I also realized that nearly all of these traditions suffered from the inevitable reality of the cult of personality. I have watched two meditators argue and snicker over which teacher had the real goods on mindfulness. I’ve cringed as I listened to people talk glassy-eyed about how wonderful their guru/preacher/whatever truly is; I once participated in a discussion group following a Buddhist teaching and sat uncomfortably as a woman sobbed over the perfection of her guru. It was the same kind of manic, scattered emotion I had once witnessed in the common area of a psych ward.
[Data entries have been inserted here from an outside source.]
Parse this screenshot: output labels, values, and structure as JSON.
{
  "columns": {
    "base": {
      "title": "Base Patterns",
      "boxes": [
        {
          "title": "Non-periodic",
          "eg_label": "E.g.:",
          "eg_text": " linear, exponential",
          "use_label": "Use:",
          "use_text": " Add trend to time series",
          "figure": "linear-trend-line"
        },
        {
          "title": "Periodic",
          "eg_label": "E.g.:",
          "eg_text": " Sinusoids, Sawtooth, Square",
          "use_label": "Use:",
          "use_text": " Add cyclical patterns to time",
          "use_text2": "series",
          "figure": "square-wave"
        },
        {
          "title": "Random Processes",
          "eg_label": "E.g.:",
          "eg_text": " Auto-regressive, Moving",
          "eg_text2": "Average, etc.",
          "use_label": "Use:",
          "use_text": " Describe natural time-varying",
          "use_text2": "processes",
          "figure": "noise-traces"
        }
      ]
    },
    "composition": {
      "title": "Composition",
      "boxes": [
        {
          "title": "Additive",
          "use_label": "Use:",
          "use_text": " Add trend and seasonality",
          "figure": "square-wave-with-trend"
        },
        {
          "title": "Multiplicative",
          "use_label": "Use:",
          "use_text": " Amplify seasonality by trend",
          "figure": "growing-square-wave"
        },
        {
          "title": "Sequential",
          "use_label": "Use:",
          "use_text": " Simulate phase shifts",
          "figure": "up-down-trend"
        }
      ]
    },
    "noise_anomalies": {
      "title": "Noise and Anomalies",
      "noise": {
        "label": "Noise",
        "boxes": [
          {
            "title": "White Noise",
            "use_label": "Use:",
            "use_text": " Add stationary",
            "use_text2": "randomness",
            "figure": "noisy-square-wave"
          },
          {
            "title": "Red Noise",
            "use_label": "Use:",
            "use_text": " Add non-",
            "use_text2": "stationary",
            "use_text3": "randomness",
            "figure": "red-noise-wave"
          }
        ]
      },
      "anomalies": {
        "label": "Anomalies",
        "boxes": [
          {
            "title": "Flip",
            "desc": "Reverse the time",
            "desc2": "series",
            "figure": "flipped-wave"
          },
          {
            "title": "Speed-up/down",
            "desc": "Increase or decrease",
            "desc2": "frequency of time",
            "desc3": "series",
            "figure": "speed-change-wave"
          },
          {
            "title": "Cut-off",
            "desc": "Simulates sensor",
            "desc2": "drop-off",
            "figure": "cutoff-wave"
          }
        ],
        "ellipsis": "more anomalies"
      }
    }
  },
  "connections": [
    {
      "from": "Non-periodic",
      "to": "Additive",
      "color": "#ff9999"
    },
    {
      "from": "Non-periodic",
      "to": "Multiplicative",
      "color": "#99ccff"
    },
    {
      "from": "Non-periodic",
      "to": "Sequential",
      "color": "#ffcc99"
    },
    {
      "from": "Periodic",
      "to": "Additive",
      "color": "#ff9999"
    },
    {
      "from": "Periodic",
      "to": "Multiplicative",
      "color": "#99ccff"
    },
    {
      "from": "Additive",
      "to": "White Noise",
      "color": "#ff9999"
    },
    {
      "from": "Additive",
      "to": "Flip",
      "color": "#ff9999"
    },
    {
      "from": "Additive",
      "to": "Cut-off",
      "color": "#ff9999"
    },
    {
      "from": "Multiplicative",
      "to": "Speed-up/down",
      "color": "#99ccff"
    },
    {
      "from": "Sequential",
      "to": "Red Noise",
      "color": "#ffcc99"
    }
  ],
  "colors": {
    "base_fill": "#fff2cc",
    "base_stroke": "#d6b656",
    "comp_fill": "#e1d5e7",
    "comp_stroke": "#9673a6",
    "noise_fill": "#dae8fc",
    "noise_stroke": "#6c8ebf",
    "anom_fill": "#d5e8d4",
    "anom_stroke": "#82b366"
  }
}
Having said all of this, I honestly believe that I am drawn to this surprising attraction to spirituality simply because of this: I am afraid, I am broken and I need help and assistance from something greater than me. And I truly want to be a better person. I realized I can’t do this alone. “God enters through the wound,” said Carl Jung and I am a wounded fucking person. I have literally risen from prayer and been flooded with thoughts of violence that horrify me. In the last year alone, I have lashed out at certain people in ways that I can only hope might one day be amended. But I am healing and I am getting better.
What is most remarkable to me is that I asked for none of this. It just seemed to show up in my life. I have certainly wondered if I parlayed a nervous breakdown brought on by opiate withdrawal into a mystical experience, but fuck – it works. It still works! And I think I have become a better person from the entire experience.
I wrote this piece with some apprehensiveness since spirituality and God are, at best, a highly personal thing. But something happened to me. I am simply trying to document and convey what has occurred in my life and remains as an ongoing, shape-shifting presence. And I also must acknowledge the people closest to me who tolerate my beliefs and blathering on about God, most of who are in fact agnostics or atheists. They have taught me as much about compassion, a way to live and unconditional love as any starry-eyed, convinced believer.
It really all comes down to this: when I was a child I was terrified of learning how to ride a bike and I watched other children ride their bikes, at times out of jealous suspicion.
Now I am riding the bike.
I post the following quote quite a bit on Facebook because I identify with it very much and think Selby was another person who was somehow transformed by something as well. I also think that he is, for lack of a better word, one of the most directly spiritual writers this country has ever produced:
“Because of what has happened in my life, I’ve discovered something within me. I guess some people call it God. I don’t like to use that word too much because it’s a tough word, people misunderstand it. What I’ve discovered has got nothing to do with church or religion…a power of infinite and unconditional love that has created and maintains the Universe, has revealed itself to me from within…and I attempt to live according to the principles this power lays down” – Hubert Selby, Jr. (1928-2004)
Daniel A. Brown